One half of Canada's first Olympic women's bobsleigh champions - the other being driver Kaillie Humphries - Moyse, 35, has also represented her country in rugby and track cycling.
"If you saw me sprint without a bobsled, you'd be like, oh my god, roadrunner legs... not pretty whatsoever," she said of comparisons to the Looney Tunes cartoon character who is forever leaving pursuer Wile. E Coyote exhausted and exasperated in a trail of vapor.
Moyse's explosive push starts helped propel the duo to gold four years ago - but it was not until she went under the surgeon's knife to repair a torn labrum in 2012 that she found out she was something of an oddity.
"My hip sockets... for around 98 percent of people they open facing forward. Mine, they discovered, rotate backwards," she told Reuters.
"Everything I've accomplished up until my surgery was in spite of being blocked in the front which is why I have that really weird pushing style.
"But elite athletes become elite compensators. I'm pushing faster than I've ever pushed before - part of that is down to the surgery."
A formidable rugby player who scores tries for fun, Moyse suffered a shattered ankle while playing in the 2010 Rugby World Cup.
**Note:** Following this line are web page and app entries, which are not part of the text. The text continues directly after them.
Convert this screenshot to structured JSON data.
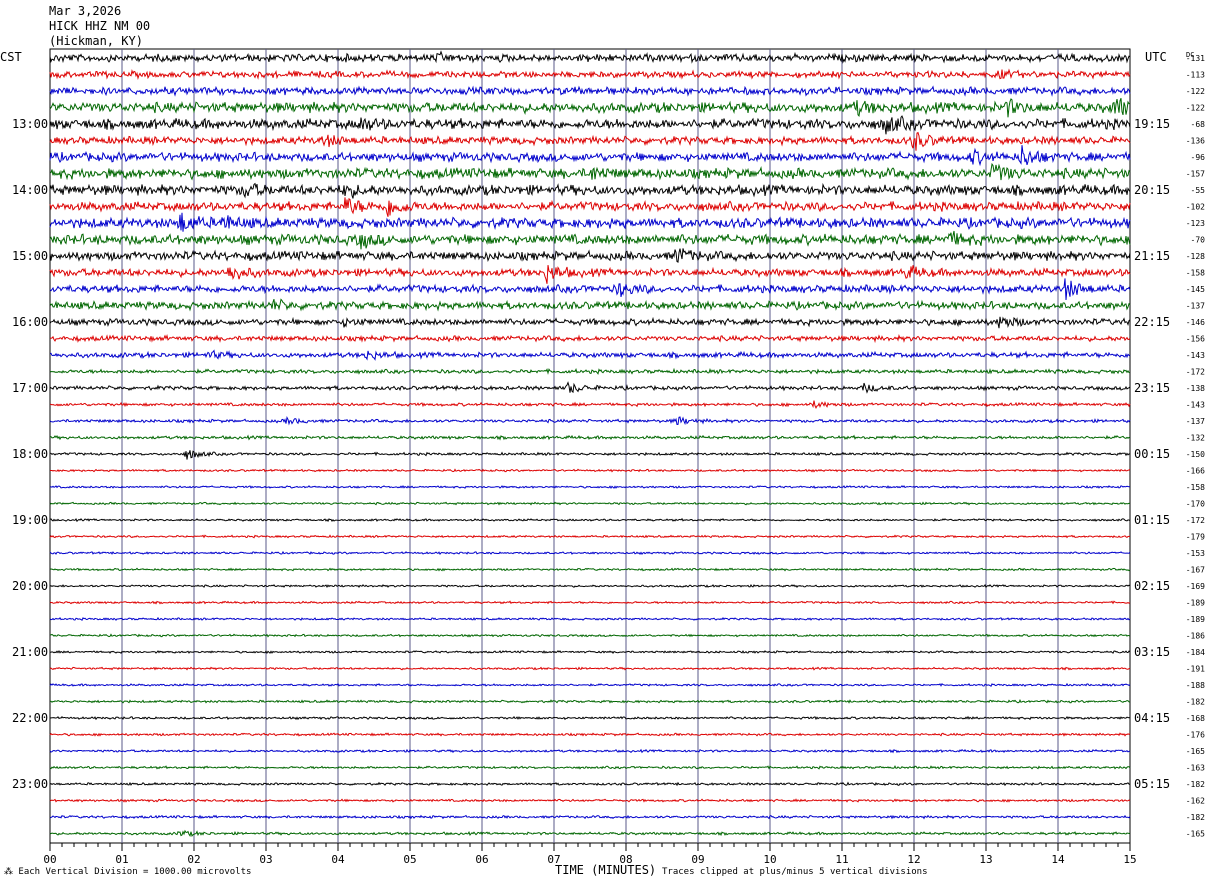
{
  "header": {
    "date": "Mar 3,2026",
    "station": "HICK HHZ NM 00",
    "location": "(Hickman, KY)"
  },
  "left_tz": "CST",
  "right_tz": "UTC",
  "dc_label": "DC",
  "footer": {
    "scale_note": "Each Vertical Division = 1000.00 microvolts",
    "x_title": "TIME (MINUTES)",
    "clip_note": "Traces clipped at plus/minus 5 vertical divisions"
  },
  "colors": {
    "trace_cycle": [
      "#000000",
      "#dd0000",
      "#0000cc",
      "#006600"
    ],
    "grid": "#5a5a8a"
  },
  "chart_data": {
    "type": "line",
    "title": "HICK HHZ NM 00",
    "xlabel": "TIME (MINUTES)",
    "x_ticks": [
      "00",
      "01",
      "02",
      "03",
      "04",
      "05",
      "06",
      "07",
      "08",
      "09",
      "10",
      "11",
      "12",
      "13",
      "14",
      "15"
    ],
    "xlim": [
      0,
      15
    ],
    "grid": true,
    "traces_per_hour": 4,
    "left_hour_labels": [
      "13:00",
      "14:00",
      "15:00",
      "16:00",
      "17:00",
      "18:00",
      "19:00",
      "20:00",
      "21:00",
      "22:00",
      "23:00"
    ],
    "right_hour_labels": [
      "19:15",
      "20:15",
      "21:15",
      "22:15",
      "23:15",
      "00:15",
      "01:15",
      "02:15",
      "03:15",
      "04:15",
      "05:15"
    ],
    "dc_offsets": [
      "-131",
      "-113",
      "-122",
      "-122",
      "-68",
      "-136",
      "-96",
      "-157",
      "-55",
      "-102",
      "-123",
      "-70",
      "-128",
      "-158",
      "-145",
      "-137",
      "-146",
      "-156",
      "-143",
      "-172",
      "-138",
      "-143",
      "-137",
      "-132",
      "-150",
      "-166",
      "-158",
      "-170",
      "-172",
      "-179",
      "-153",
      "-167",
      "-169",
      "-189",
      "-189",
      "-186",
      "-184",
      "-191",
      "-188",
      "-182",
      "-168",
      "-176",
      "-165",
      "-163",
      "-182",
      "-162",
      "-182",
      "-165"
    ],
    "trace_noise_levels": [
      3,
      2.5,
      3,
      4,
      4,
      3,
      3.5,
      4,
      4,
      3.5,
      4,
      4,
      3.5,
      3,
      3,
      3,
      2.5,
      2,
      2,
      1.5,
      1.5,
      1.2,
      1.2,
      1.2,
      1,
      0.8,
      0.8,
      0.8,
      0.8,
      0.8,
      0.8,
      0.8,
      0.8,
      0.8,
      0.8,
      0.8,
      0.8,
      0.8,
      0.8,
      0.9,
      0.9,
      0.9,
      0.9,
      0.9,
      0.9,
      0.9,
      1,
      1
    ],
    "events": [
      {
        "trace": 0,
        "minute": 5.4,
        "amp": 3
      },
      {
        "trace": 1,
        "minute": 13.2,
        "amp": 3
      },
      {
        "trace": 3,
        "minute": 11.2,
        "amp": 5
      },
      {
        "trace": 3,
        "minute": 13.3,
        "amp": 6
      },
      {
        "trace": 3,
        "minute": 14.8,
        "amp": 9
      },
      {
        "trace": 4,
        "minute": 11.6,
        "amp": 8
      },
      {
        "trace": 4,
        "minute": 4.3,
        "amp": 5
      },
      {
        "trace": 5,
        "minute": 12.0,
        "amp": 8
      },
      {
        "trace": 5,
        "minute": 3.8,
        "amp": 5
      },
      {
        "trace": 6,
        "minute": 13.5,
        "amp": 9
      },
      {
        "trace": 6,
        "minute": 12.8,
        "amp": 5
      },
      {
        "trace": 7,
        "minute": 13.1,
        "amp": 8
      },
      {
        "trace": 7,
        "minute": 7.5,
        "amp": 5
      },
      {
        "trace": 8,
        "minute": 2.7,
        "amp": 5
      },
      {
        "trace": 8,
        "minute": 4.1,
        "amp": 5
      },
      {
        "trace": 9,
        "minute": 4.1,
        "amp": 8
      },
      {
        "trace": 9,
        "minute": 4.7,
        "amp": 9
      },
      {
        "trace": 10,
        "minute": 1.8,
        "amp": 9
      },
      {
        "trace": 10,
        "minute": 2.4,
        "amp": 6
      },
      {
        "trace": 11,
        "minute": 4.3,
        "amp": 6
      },
      {
        "trace": 11,
        "minute": 12.5,
        "amp": 5
      },
      {
        "trace": 12,
        "minute": 8.7,
        "amp": 7
      },
      {
        "trace": 13,
        "minute": 2.5,
        "amp": 8
      },
      {
        "trace": 13,
        "minute": 6.9,
        "amp": 8
      },
      {
        "trace": 13,
        "minute": 11.9,
        "amp": 5
      },
      {
        "trace": 14,
        "minute": 7.9,
        "amp": 6
      },
      {
        "trace": 14,
        "minute": 14.1,
        "amp": 9
      },
      {
        "trace": 15,
        "minute": 3.1,
        "amp": 4
      },
      {
        "trace": 16,
        "minute": 13.2,
        "amp": 6
      },
      {
        "trace": 16,
        "minute": 4.1,
        "amp": 3
      },
      {
        "trace": 18,
        "minute": 4.4,
        "amp": 4
      },
      {
        "trace": 18,
        "minute": 2.2,
        "amp": 3
      },
      {
        "trace": 20,
        "minute": 7.2,
        "amp": 5
      },
      {
        "trace": 20,
        "minute": 11.3,
        "amp": 4
      },
      {
        "trace": 21,
        "minute": 10.6,
        "amp": 3
      },
      {
        "trace": 22,
        "minute": 8.7,
        "amp": 4
      },
      {
        "trace": 22,
        "minute": 3.3,
        "amp": 3
      },
      {
        "trace": 24,
        "minute": 1.9,
        "amp": 5
      },
      {
        "trace": 47,
        "minute": 1.8,
        "amp": 3
      }
    ]
  }
}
As part of her rehab she took up track cycling before again having to step away from sports to rehabilitate from hip surgery.
Having been out of a bobsled for over two years, she could not ignore her bobsleigh federation when they came calling. Rugby wanted her back as well.
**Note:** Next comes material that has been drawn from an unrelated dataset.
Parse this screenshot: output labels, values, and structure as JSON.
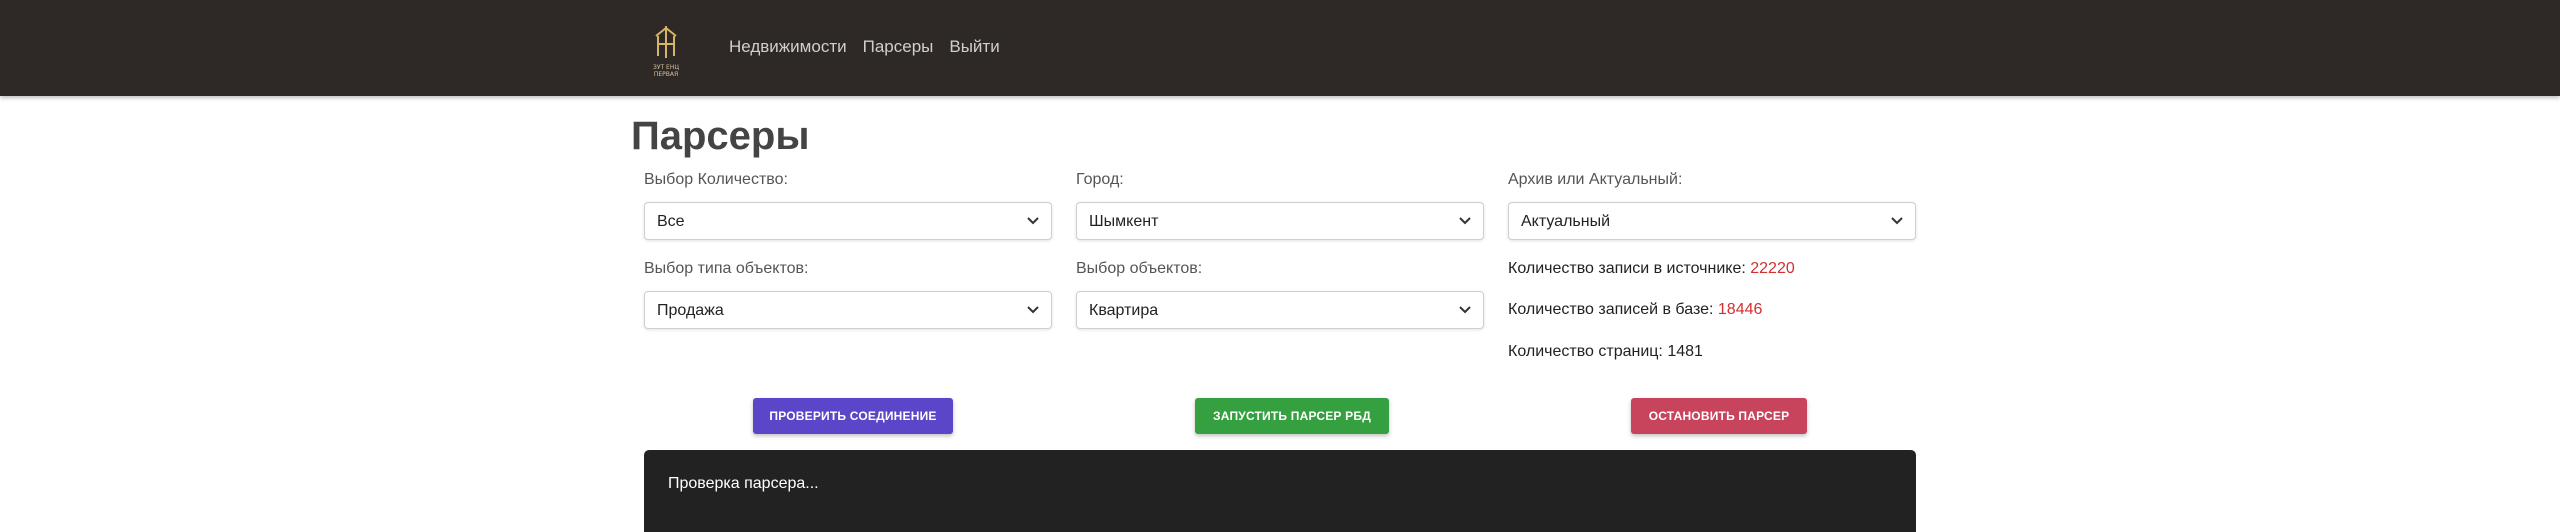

"The (bobsleigh) federation contacted me and said they didn't have a lot of depth in the program, wondering if I would consider coming back. At the same time rugby approached me and asked if I would come back," she explained.
"I said maybe I'll try to do both - I'm better when I have a really tough challenge. The challenge of coming back after taking so much time off is really what does it for me."
After feeling her way back into a bobsleigh, Humphries and Moyse were reunited for this World Cup season - and the results were impressive.
They won three out of eight races and piped American Elana Meyers to the overall title by one point.
"Things are different but we've definitely both grown. It doesn't change the chemistry on the ice at all. It's really fun because we are both so competitive when it comes to pushing ourselves to push out own limits," Moyse said.
For Moyse the thrill of bobsleigh comes in the first 50 meters when she is in her element. Then it's over to Humphries to steer the fastest course down the icy chute.
"The going down in a bobsleigh doesn't give me a buzz at all really. The push starts - that's my job and I love that adrenaline. It's a 50-metre sprint. Bam," she said.
The pair will not entertain talk of "defending" their title when the competition starts on Tuesday.
"Take away all these (Olympic) rings and it's just a Toboggan race. We're racing against people we've been racing against all year," said Moyse.
"People talk to us about how exciting it was to win in Vancouver. We were just excited we won because it was a race. Not because it was the Olympics, not because it was the Olympics at home.
"If you keep putting these 'against' and 'defending champions' then you're competing more out of a fear of losing something instead of in a hunt to get something."
(Editing by Mitch Phillips)
DAVOS, Switzerland - Central banks have done their best to rescue the world economy by printing money and politicians must now act fast to enact structural reforms and pro-investment policies to boost growth, central bankers said on Saturday.